Priorato DOQ or Priorato (the Anglicised version) is wine region in the southern part of Catalonia in Spain. It comprises 12 widely scattered villages (listed below), of which the largest and easiest conduit into the region is Falset in the south. The Priorat denomination rises above, but is surrounded by the lower-lying Monsant DO region – hence some liken the entire area to a fried egg, with Priorat the raised yolk, and Monsant the lower lying white.

The region’s hilly, sloping, low-yielding vineyards traditionally produced fortified ‘rancio’ wines. However, from the late 1980s a new generation of winemakers added international grapes (Syrah, Bordeaux grapes) to the two traditional local red wine mainstays, namely Carignan (‘Carinena’) and Grenache Noir (‘Garnacha’), allied to more modern winemaking (read cooler ferments and cleaner, newer oak for ageing).

Villages (12): Bellmunt del Priorat. | El Lloar. | Escaladei. | Gratallops. | La Morera de Montsant (the highest village at 780 metres or feet). / La Vilella Alta. | La Vilella Baixa. | Masos de Falset. | Poboleda. | Porrera. | Solane del Molar. | Torroja del Priorat.

Soil: Andrew Jefford (Decanter, March 2018) describes the soils in Priorat as being dominated by a ‘dark brown, dense, light-absorbing llicorella, variously translated as slate, or schist, both of them interrelated metamorphic rocks.’

Climate: Andrew Jefford (Decanter, March 2018) points out that Priorat lies on the same latitude as Bari in Puglia in Italy, making it a southern European wine region in the north of Spain. The mountain of Monsant to the north gives protection from cold northern winds, with mountains to the east and west too, like a “protective horseshoe”, he says. Jefford cites the Consejo Regulador’s climate data from 2010 (taken from Torroja del Priorat in the centre of the region) which puts Priorat’s annual average temperature (14.5 degrees Celsius),rainfall (518mm or 20.4 inches) and sunshine hours (around 2,600 hours) in the same league as Chateauneuf du Pape (14.8 degrees Celsius, 650mm or 25.6 inches rainfall, 2,800 sunshine hours). Alcohol levels of around 15.5% are the norm.

Alcohol levels: Alcohol levels of 15.5% are the norm here.

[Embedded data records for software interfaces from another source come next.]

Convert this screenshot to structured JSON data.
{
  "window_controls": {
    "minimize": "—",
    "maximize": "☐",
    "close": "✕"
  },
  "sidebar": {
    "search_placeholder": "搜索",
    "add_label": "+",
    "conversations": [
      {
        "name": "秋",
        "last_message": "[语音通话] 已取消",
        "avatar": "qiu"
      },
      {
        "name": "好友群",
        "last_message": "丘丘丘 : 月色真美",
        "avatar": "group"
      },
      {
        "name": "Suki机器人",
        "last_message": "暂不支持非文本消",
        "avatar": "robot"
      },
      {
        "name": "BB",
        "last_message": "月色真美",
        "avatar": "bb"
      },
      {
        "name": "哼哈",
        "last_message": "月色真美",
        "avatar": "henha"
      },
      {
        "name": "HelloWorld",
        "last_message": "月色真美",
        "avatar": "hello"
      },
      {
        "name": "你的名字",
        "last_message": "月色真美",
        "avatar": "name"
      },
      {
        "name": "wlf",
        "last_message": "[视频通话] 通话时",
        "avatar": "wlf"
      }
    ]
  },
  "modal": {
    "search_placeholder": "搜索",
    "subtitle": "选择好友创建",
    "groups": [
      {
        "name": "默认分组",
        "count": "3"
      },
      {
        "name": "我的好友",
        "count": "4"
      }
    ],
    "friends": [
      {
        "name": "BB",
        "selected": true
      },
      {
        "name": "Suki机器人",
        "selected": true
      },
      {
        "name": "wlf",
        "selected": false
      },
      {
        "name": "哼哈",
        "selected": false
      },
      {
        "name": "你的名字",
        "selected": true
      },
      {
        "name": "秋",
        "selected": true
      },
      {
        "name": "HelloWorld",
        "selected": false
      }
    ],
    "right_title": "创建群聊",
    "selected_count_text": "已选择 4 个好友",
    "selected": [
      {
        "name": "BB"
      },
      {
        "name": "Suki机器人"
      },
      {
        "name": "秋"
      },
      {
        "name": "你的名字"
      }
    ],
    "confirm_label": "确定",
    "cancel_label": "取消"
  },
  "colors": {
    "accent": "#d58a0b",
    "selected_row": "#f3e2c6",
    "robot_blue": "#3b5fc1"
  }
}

Grape varieties: The main grape variety is Grenache Noir (or Garnacha in Spanish, and Garnatxa in the local Catalan) with 730 hectares (1,826 acres) or 40 per cent of the DOQ total of 1,844 hectares (4,557 acres), says Andrew Jefford (Decanter, March 2018). The second most planted variety is Carignan Noir (Carinena or Carinenya, sometimes Samso) with 510 hectares (1,260 acres), Cabernet Sauvignon with 234 hectares (580 acres), Syrah with 228 hectares (563 acres) and Merlot with 99 hectares (246 acres). Jefford points out that the Bordeaux varieties and Syrah arrived in the 1980s in the early years of the Priorat renaissance, having been seen as more qualitative than the local Grenache Noir and Carignan Noir, and hence a way of giving Priorat credibility as a fine wine region, but as few are still planting these varieties they will, Jefford says, fade from the scene.

Economics: High labour costs, low yields of 25hl per hectare (10.1hl per acre), and a need for oak ageing means Priorat wines are priced in the premium and super premium category.

Stylistic evolution: Andrew Jefford (Decanter, March 2018) says if there was a general failing of some of the most ambitiously made Priorats of the 1980s and 1990s it was the ‘dry combination’ of raisined grapes and new oak.’


Capafons-Osso. | Cims de Porrera. | Clos Erasmus. | Clos i Terrasses. | Clos Figueras. | Clos Mogador. | Costers del Siurana. | Mas Alta. | Mas Doix. | Mas Martinet. | Nit de Nin. | Sao del Coster. | Terroir al Limit.


Andrew Jefford, ‘High ambition’, Decanter, March 2018, p.48-57.